The Renault Zoe has been given a rare “zero-star” rating by official safety testers in their latest round of assessments.
The compact EV, which was originally awarded five stars in 2013, was downgraded by Euro NCAP after a key safety feature was removed and it failed to meet new equipment standards introduced since it was last tested.
The Zoe is only the third car to receive a zero-star rating from Euro NCAP - the independent body which tests all new cars for crash safety.
Renault insists that despite the rating, the Zoe meets all regulatory safety requirements and many versions of the car feature advanced safety technology. It also pointed out that Euro NCAP’s testing protocol had changed since the Zoe was first designed and tested.
However, the brand has been criticised for removing a key airbag from the car’s specification and for failing to fit the now common autonomous emergency braking as standard.
The Zoe scored just 43% for adult occupant protection and was rated poor for the “frontal offset impact” performance. However, Euro NCAP highlighted its performance in the “severe side pole” test as a key point of concern.
During the test, which replicates a side impact with an object such as a tree or lamppost, the driver dummy’s head made direct contact with the pole, showing the threat of serious injury or death. This, Euro NCAP says, is a result of Renault removing the combined head and thorax airbag previously fitted to the Zoe.
Matthew Avery, Euro NCAP board member and chief research strategy officer at the UK’s Thatcham Research, commented: “It is a serious concern to see results like this in 2021, especially from a carmaker who has previously performed well in Euro NCAP testing.
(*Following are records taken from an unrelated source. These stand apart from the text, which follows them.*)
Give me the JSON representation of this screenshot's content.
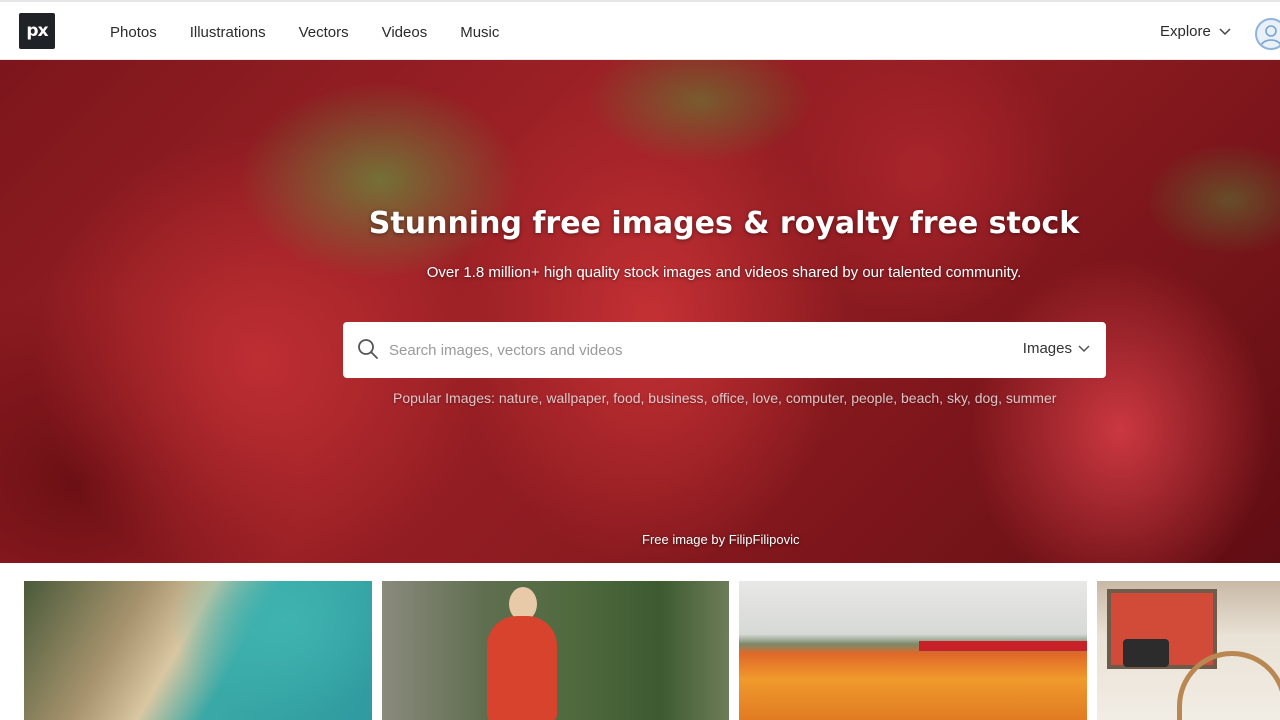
{
  "nav": {
    "logo_text": "px",
    "links": [
      "Photos",
      "Illustrations",
      "Vectors",
      "Videos",
      "Music"
    ],
    "explore_label": "Explore"
  },
  "hero": {
    "title": "Stunning free images & royalty free stock",
    "subtitle": "Over 1.8 million+ high quality stock images and videos shared by our talented community.",
    "search_placeholder": "Search images, vectors and videos",
    "search_type": "Images",
    "popular_prefix": "Popular Images:",
    "popular_tags": [
      "nature",
      "wallpaper",
      "food",
      "business",
      "office",
      "love",
      "computer",
      "people",
      "beach",
      "sky",
      "dog",
      "summer"
    ],
    "credit": "Free image by FilipFilipovic"
  },
  "colors": {
    "logo_bg": "#1f2226",
    "hero_red": "#c1272d",
    "nav_text": "#2b2b2b"
  },
  "icons": {
    "search": "search-icon",
    "explore_chevron": "chevron-down-icon",
    "type_chevron": "chevron-down-icon",
    "avatar": "user-avatar-icon"
  }
}
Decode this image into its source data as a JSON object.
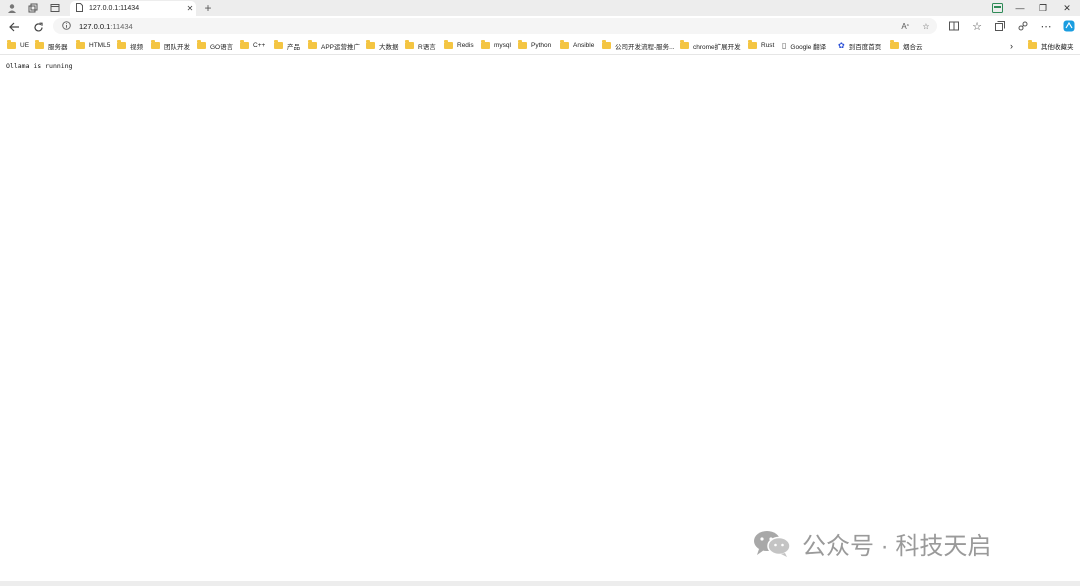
{
  "tab": {
    "title": "127.0.0.1:11434"
  },
  "address": {
    "host": "127.0.0.1",
    "port": ":11434"
  },
  "bookmarks": [
    {
      "label": "UE",
      "icon": "folder-icon"
    },
    {
      "label": "服务器",
      "icon": "folder-icon"
    },
    {
      "label": "HTML5",
      "icon": "folder-icon"
    },
    {
      "label": "视频",
      "icon": "folder-icon"
    },
    {
      "label": "团队开发",
      "icon": "folder-icon"
    },
    {
      "label": "GO语言",
      "icon": "folder-icon"
    },
    {
      "label": "C++",
      "icon": "folder-icon"
    },
    {
      "label": "产品",
      "icon": "folder-icon"
    },
    {
      "label": "APP运营推广",
      "icon": "folder-icon"
    },
    {
      "label": "大数据",
      "icon": "folder-icon"
    },
    {
      "label": "R语言",
      "icon": "folder-icon"
    },
    {
      "label": "Redis",
      "icon": "folder-icon"
    },
    {
      "label": "mysql",
      "icon": "folder-icon"
    },
    {
      "label": "Python",
      "icon": "folder-icon"
    },
    {
      "label": "Ansible",
      "icon": "folder-icon"
    },
    {
      "label": "公司开发流程-服务...",
      "icon": "folder-icon"
    },
    {
      "label": "chrome扩展开发",
      "icon": "folder-icon"
    },
    {
      "label": "Rust",
      "icon": "folder-icon"
    },
    {
      "label": "Google 翻译",
      "icon": "page-icon"
    },
    {
      "label": "到百度首页",
      "icon": "baidu-icon"
    },
    {
      "label": "烟合云",
      "icon": "folder-icon"
    }
  ],
  "other_bookmarks": {
    "label": "其他收藏夹"
  },
  "page": {
    "text": "Ollama is running"
  },
  "watermark": {
    "text": "公众号 · 科技天启"
  }
}
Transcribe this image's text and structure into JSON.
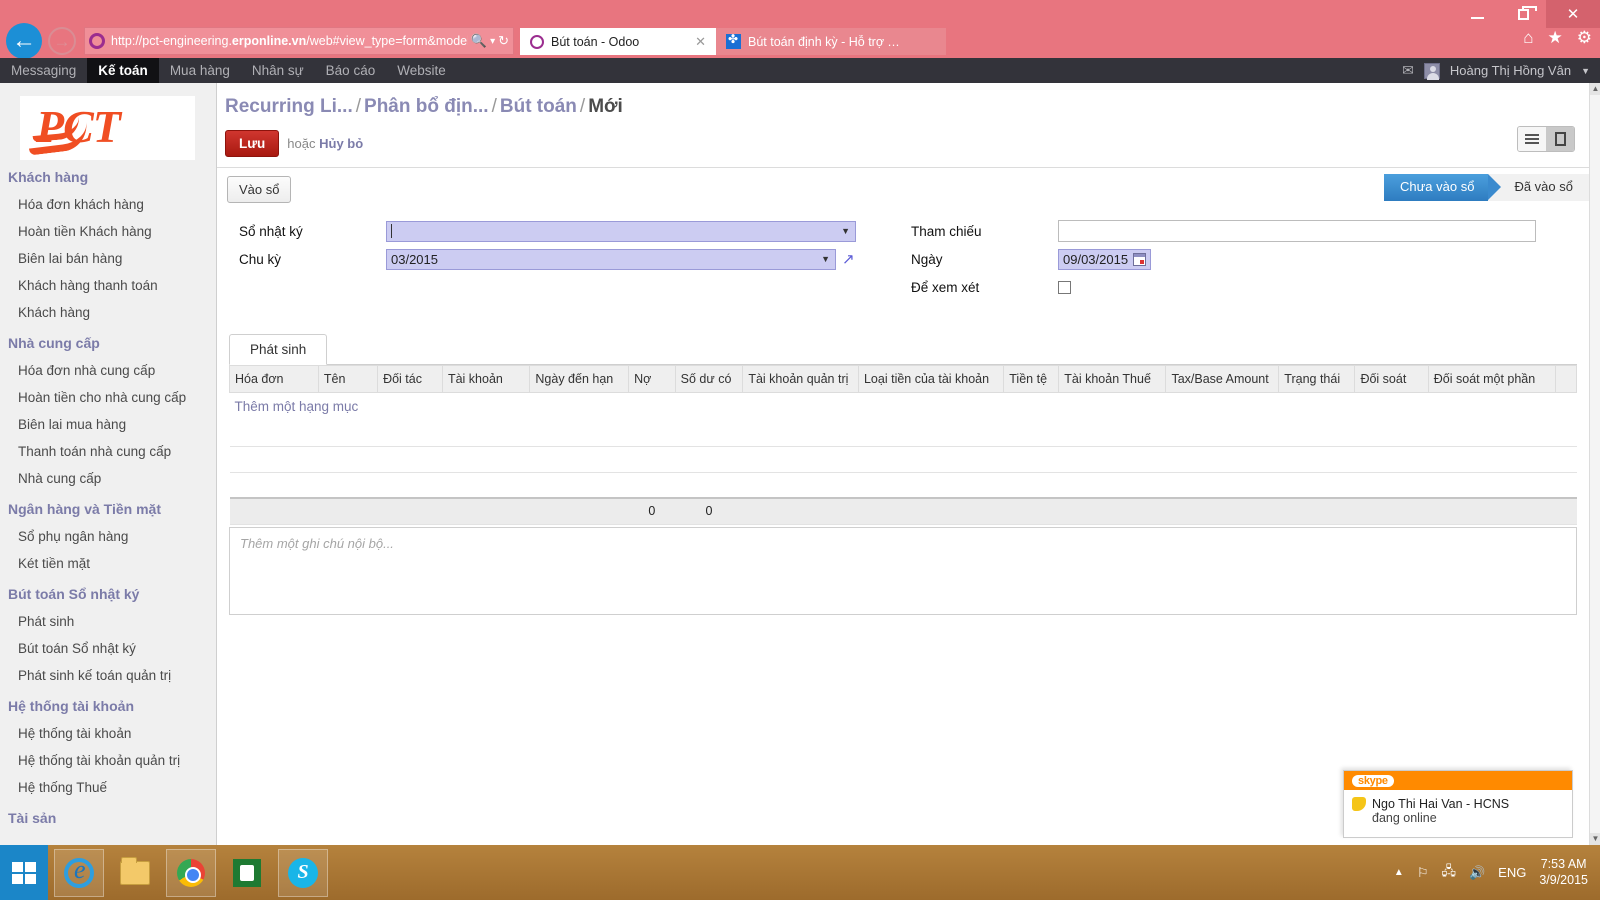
{
  "browser": {
    "url_prefix": "http://pct-engineering.",
    "url_domain": "erponline.vn",
    "url_suffix": "/web#view_type=form&model=",
    "search_icon": "search-icon",
    "refresh_icon": "refresh-icon",
    "tabs": [
      {
        "label": "Bút toán - Odoo",
        "active": true
      },
      {
        "label": "Bút toán định kỳ - Hỗ trợ Triển...",
        "active": false
      }
    ],
    "tools": [
      "home-icon",
      "favorites-icon",
      "settings-icon"
    ],
    "window_buttons": [
      "minimize",
      "restore",
      "close"
    ]
  },
  "topmenu": {
    "items": [
      {
        "label": "Messaging",
        "active": false
      },
      {
        "label": "Kế toán",
        "active": true
      },
      {
        "label": "Mua hàng",
        "active": false
      },
      {
        "label": "Nhân sự",
        "active": false
      },
      {
        "label": "Báo cáo",
        "active": false
      },
      {
        "label": "Website",
        "active": false
      }
    ],
    "user": "Hoàng Thị Hồng Vân"
  },
  "sidebar": {
    "logo": "PCT",
    "groups": [
      {
        "title": "Khách hàng",
        "items": [
          "Hóa đơn khách hàng",
          "Hoàn tiền Khách hàng",
          "Biên lai bán hàng",
          "Khách hàng thanh toán",
          "Khách hàng"
        ]
      },
      {
        "title": "Nhà cung cấp",
        "items": [
          "Hóa đơn nhà cung cấp",
          "Hoàn tiền cho nhà cung cấp",
          "Biên lai mua hàng",
          "Thanh toán nhà cung cấp",
          "Nhà cung cấp"
        ]
      },
      {
        "title": "Ngân hàng và Tiền mặt",
        "items": [
          "Sổ phụ ngân hàng",
          "Két tiền mặt"
        ]
      },
      {
        "title": "Bút toán Sổ nhật ký",
        "items": [
          "Phát sinh",
          "Bút toán Sổ nhật ký",
          "Phát sinh kế toán quản trị"
        ]
      },
      {
        "title": "Hệ thống tài khoản",
        "items": [
          "Hệ thống tài khoản",
          "Hệ thống tài khoản quản trị",
          "Hệ thống Thuế"
        ]
      },
      {
        "title": "Tài sản",
        "items": []
      }
    ]
  },
  "breadcrumb": {
    "parts": [
      "Recurring Li...",
      "Phân bổ địn...",
      "Bút toán"
    ],
    "current": "Mới"
  },
  "actions": {
    "save_label": "Lưu",
    "or_label": "hoặc",
    "discard_label": "Hủy bỏ",
    "post_label": "Vào sổ"
  },
  "status": {
    "active_label": "Chưa vào sổ",
    "inactive_label": "Đã vào sổ"
  },
  "form": {
    "left": [
      {
        "label": "Sổ nhật ký",
        "value": "",
        "type": "select-required"
      },
      {
        "label": "Chu kỳ",
        "value": "03/2015",
        "type": "select-required"
      }
    ],
    "right": [
      {
        "label": "Tham chiếu",
        "value": "",
        "type": "text"
      },
      {
        "label": "Ngày",
        "value": "09/03/2015",
        "type": "date-required"
      },
      {
        "label": "Để xem xét",
        "value": "",
        "type": "checkbox"
      }
    ]
  },
  "notebook": {
    "tab_label": "Phát sinh",
    "columns": [
      "Hóa đơn",
      "Tên",
      "Đối tác",
      "Tài khoản",
      "Ngày đến hạn",
      "Nợ",
      "Số dư có",
      "Tài khoản quản trị",
      "Loại tiền của tài khoản",
      "Tiền tệ",
      "Tài khoản Thuế",
      "Tax/Base Amount",
      "Trạng thái",
      "Đối soát",
      "Đối soát một phần"
    ],
    "add_row_label": "Thêm một hạng mục",
    "rows": [],
    "totals": {
      "debit": "0",
      "credit": "0"
    }
  },
  "notes": {
    "placeholder": "Thêm một ghi chú nội bộ..."
  },
  "skype": {
    "brand": "skype",
    "contact": "Ngo Thi Hai Van - HCNS",
    "status": "đang online"
  },
  "taskbar": {
    "items": [
      "start-button",
      "internet-explorer",
      "file-explorer",
      "chrome",
      "windows-store",
      "skype"
    ],
    "language": "ENG",
    "time": "7:53 AM",
    "date": "3/9/2015"
  }
}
Renault was the first to achieve the full five-star rating in 2001, in part because it was also the first to include a combined head and thorax airbag. Although this was a new and revolutionary safety measure at the time, today this airbag is available on most modern cars.
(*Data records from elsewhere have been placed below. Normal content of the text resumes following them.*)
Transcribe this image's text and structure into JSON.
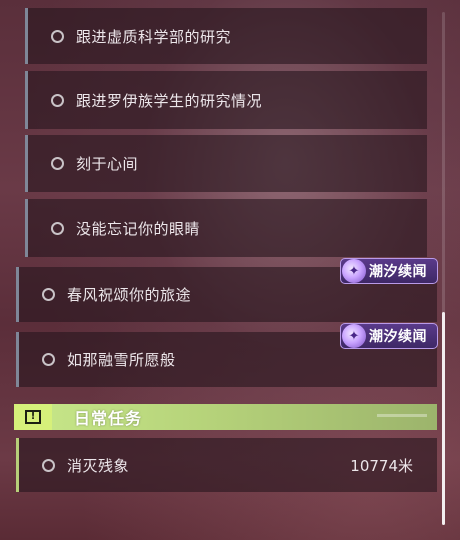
{
  "quests": [
    {
      "label": "跟进虚质科学部的研究"
    },
    {
      "label": "跟进罗伊族学生的研究情况"
    },
    {
      "label": "刻于心间"
    },
    {
      "label": "没能忘记你的眼睛"
    },
    {
      "label": "春风祝颂你的旅途"
    },
    {
      "label": "如那融雪所愿般"
    }
  ],
  "badge": {
    "text": "潮汐续闻",
    "icon": "tidal-story-icon"
  },
  "daily": {
    "section_title": "日常任务",
    "section_icon": "alert-icon",
    "quest_label": "消灭残象",
    "distance": "10774米"
  },
  "colors": {
    "daily_accent": "#c8e88a",
    "badge_purple": "#5a3a8a"
  }
}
“Unfortunately, a conscious decision has been made to remove the head protection from this vital passive safety feature by the brand that pioneered the use of it. As a result, the safety of occupants within the vehicle has been severely impacted.”
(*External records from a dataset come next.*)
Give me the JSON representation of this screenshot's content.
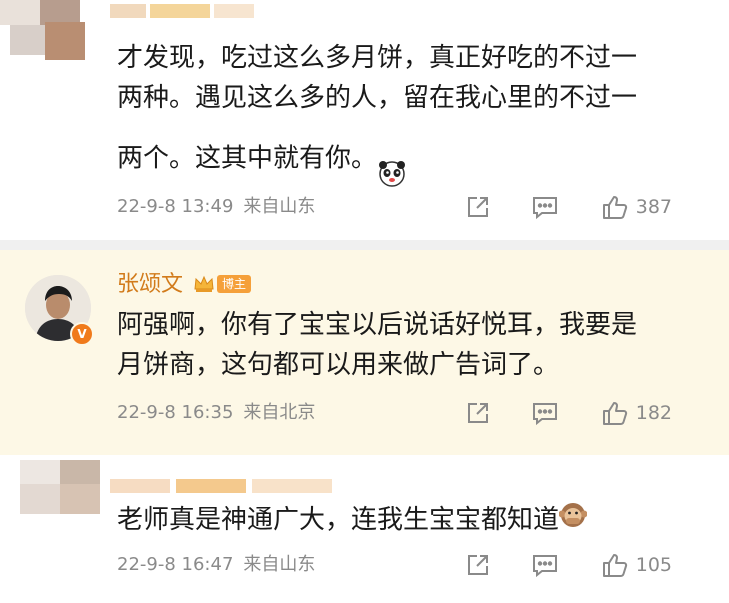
{
  "comments": [
    {
      "text": "才发现，吃过这么多月饼，真正好吃的不过一\n两种。遇见这么多的人，留在我心里的不过一\n两个。这其中就有你。",
      "emoji": "panda-face-icon",
      "date": "22-9-8 13:49",
      "location": "来自山东",
      "likes": "387"
    },
    {
      "username": "张颂文",
      "badge": "博主",
      "verified": "V",
      "text": "阿强啊，你有了宝宝以后说话好悦耳，我要是\n月饼商，这句都可以用来做广告词了。",
      "date": "22-9-8 16:35",
      "location": "来自北京",
      "likes": "182"
    },
    {
      "text": "老师真是神通广大，连我生宝宝都知道",
      "emoji": "speak-no-evil-monkey-icon",
      "date": "22-9-8 16:47",
      "location": "来自山东",
      "likes": "105"
    }
  ],
  "colors": {
    "highlight_bg": "#fdf8e6",
    "username": "#d27b1b",
    "meta": "#8a8a8a",
    "badge": "#f5a03a"
  }
}
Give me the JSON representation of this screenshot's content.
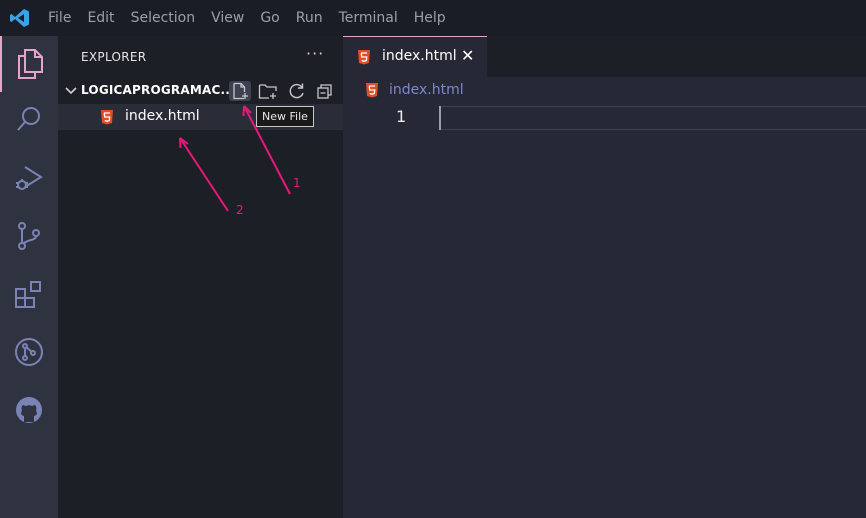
{
  "menu": {
    "items": [
      "File",
      "Edit",
      "Selection",
      "View",
      "Go",
      "Run",
      "Terminal",
      "Help"
    ]
  },
  "activity_bar": {
    "icons": [
      "files-icon",
      "search-icon",
      "run-debug-icon",
      "source-control-icon",
      "extensions-icon",
      "git-graph-icon",
      "github-icon"
    ]
  },
  "explorer": {
    "title": "EXPLORER",
    "more": "···",
    "folder_name": "LOGICAPROGRAMAC...",
    "files": [
      {
        "name": "index.html"
      }
    ],
    "tooltip": "New File"
  },
  "editor": {
    "tab_label": "index.html",
    "tab_close": "✕",
    "breadcrumb": "index.html",
    "line_numbers": [
      "1"
    ]
  },
  "annotations": {
    "label_1": "1",
    "label_2": "2"
  },
  "colors": {
    "accent_pink": "#e8187a",
    "html_icon": "#e44d26",
    "breadcrumb": "#7e87c9",
    "vscode_blue": "#3ca2e6"
  }
}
The Zoe’s score was also affected by the lack of autonomous emergency braking and lane departure warning on entry-level models, features which are now included in the Euro NCAP assessments. That led to a score of just 14% in the safety assist category.
A Renault spokesperson acknowledged the results of the latest testing and said that the brand was making changes to the car’s specification in the wake of the results.
They said: “Renault reaffirms that Zoe E-Tech Electric is a safe vehicle, which complies with all regulatory safety standards. These standards are constantly evolving and are becoming more stringent in all domains, especially in safety. Renault therefore continually improves its offer in order to comply with the regulations applicable where its vehicles are sold.
“Zoe was launched in 2013 and received 5 stars with EuroNCAP protocol at that time. The EuroNCAP protocol has since 2013 undergone five changes. With the same equipment, a model can lose up to two stars in each protocol change.
“The evolution of the current Zoe was decided in 2017 adapting the passive safety equipment to real accidentology and updating the car with state of the art ADAS equipment such as advanced emergency braking with pedestrian and cyclist detection, lane departure alert and lane keeping assist, using a radar and a camera.
“From March 2022, advanced emergency braking system will be fitted on every Zoe trim level as standard.”